Mulling it over.Tuesday, June 26, 2012
And so it is with Mull. But first, I have to say this: I was wrong. Before we went, I would tell anyone who would listen that no, we weren't going abroad this year, we were going to Mull, always accompanied with a resigned shrug of the shoulders and That Look. It will be crap, that look said. It will rain, the cottage will be grotty, we'll be bored after a day.
It didn't, it wasn't, we weren't. I was wrong.
To be fair, it didn't start well. The first football match kicked off on the ferry, and it doesn't seem to have ended yet. Funny how Fin neglected to mention the European championship when we were booking the trip. Smidgen and I were united in our disinterest.
Then we arrived. And oh, it was good.
In the interests of full disclosure, I must confess that our delightful first evening, mainly spent exclaiming over our perfect cottage and its perfect views and its perfect lack of midges, was slightly marred when, in a fit of first-night-of-holiday exuberance, I whacked my half-full glass of red wine all over our friend's beloved Macbook. Awkward, to say the least.
Our new neighbour wasn't too impressed with us either.
Mull itself is a wild, gorgeous place. Single-track roads thread between vast hills and trickle down to the sea. Purple rhododendron have burst out of their gardens and clambered up the crumbling slopes. Ferries trundle back and forth to Iona, cradle of Scottish Christianity and transient home to an inordinate number of American tourists. Smidgen was a hit there, naturally.

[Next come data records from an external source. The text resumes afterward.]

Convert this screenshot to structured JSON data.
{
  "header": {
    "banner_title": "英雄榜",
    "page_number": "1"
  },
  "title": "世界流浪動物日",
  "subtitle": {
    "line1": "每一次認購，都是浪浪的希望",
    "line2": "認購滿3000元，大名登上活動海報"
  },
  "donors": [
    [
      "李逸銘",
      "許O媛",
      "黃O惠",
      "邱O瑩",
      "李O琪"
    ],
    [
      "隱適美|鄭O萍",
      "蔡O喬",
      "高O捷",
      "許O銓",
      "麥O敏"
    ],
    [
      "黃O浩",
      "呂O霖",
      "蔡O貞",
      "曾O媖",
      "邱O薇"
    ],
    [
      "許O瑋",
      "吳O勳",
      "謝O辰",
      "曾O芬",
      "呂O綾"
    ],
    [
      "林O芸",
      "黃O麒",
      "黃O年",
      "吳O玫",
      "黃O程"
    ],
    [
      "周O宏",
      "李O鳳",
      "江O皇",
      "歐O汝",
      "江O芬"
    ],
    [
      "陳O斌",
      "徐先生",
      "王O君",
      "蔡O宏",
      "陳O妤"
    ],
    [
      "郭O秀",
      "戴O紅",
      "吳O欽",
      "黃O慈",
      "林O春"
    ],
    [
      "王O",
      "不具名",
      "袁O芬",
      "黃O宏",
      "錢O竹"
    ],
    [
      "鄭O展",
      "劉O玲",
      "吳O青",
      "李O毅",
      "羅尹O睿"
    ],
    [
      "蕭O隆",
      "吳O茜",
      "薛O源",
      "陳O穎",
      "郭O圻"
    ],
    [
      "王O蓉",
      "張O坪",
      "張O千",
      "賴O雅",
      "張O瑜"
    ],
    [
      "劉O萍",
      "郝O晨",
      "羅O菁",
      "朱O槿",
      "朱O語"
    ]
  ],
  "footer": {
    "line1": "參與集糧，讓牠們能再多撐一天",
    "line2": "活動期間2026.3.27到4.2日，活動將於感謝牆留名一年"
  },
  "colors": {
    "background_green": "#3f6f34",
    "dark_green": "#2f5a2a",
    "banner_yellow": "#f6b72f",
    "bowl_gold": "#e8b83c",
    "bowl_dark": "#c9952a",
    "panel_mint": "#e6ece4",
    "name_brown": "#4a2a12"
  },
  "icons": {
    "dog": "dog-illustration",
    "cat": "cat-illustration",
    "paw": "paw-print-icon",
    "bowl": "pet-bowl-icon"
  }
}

We walked to hidden beaches, tiny churches, mausoleums and standing stones. We bought vegetables from the back of a van and petrol from a man who pumped it for you. We learned the etiquette of the narrow roads, noting the different styles of wave (the Whole-Hand, the One-Finger, ooh, the Blessing - fancy) and cursing those who drove by without acknowledgement. They must be new to the island, we agreed. They didn't understand.
There was one breakdown of the mechanical variety, and another of the hung over kind. The less said about the gin-fuelled Chinese conga line, the better.
I have never been so glad to be wrong.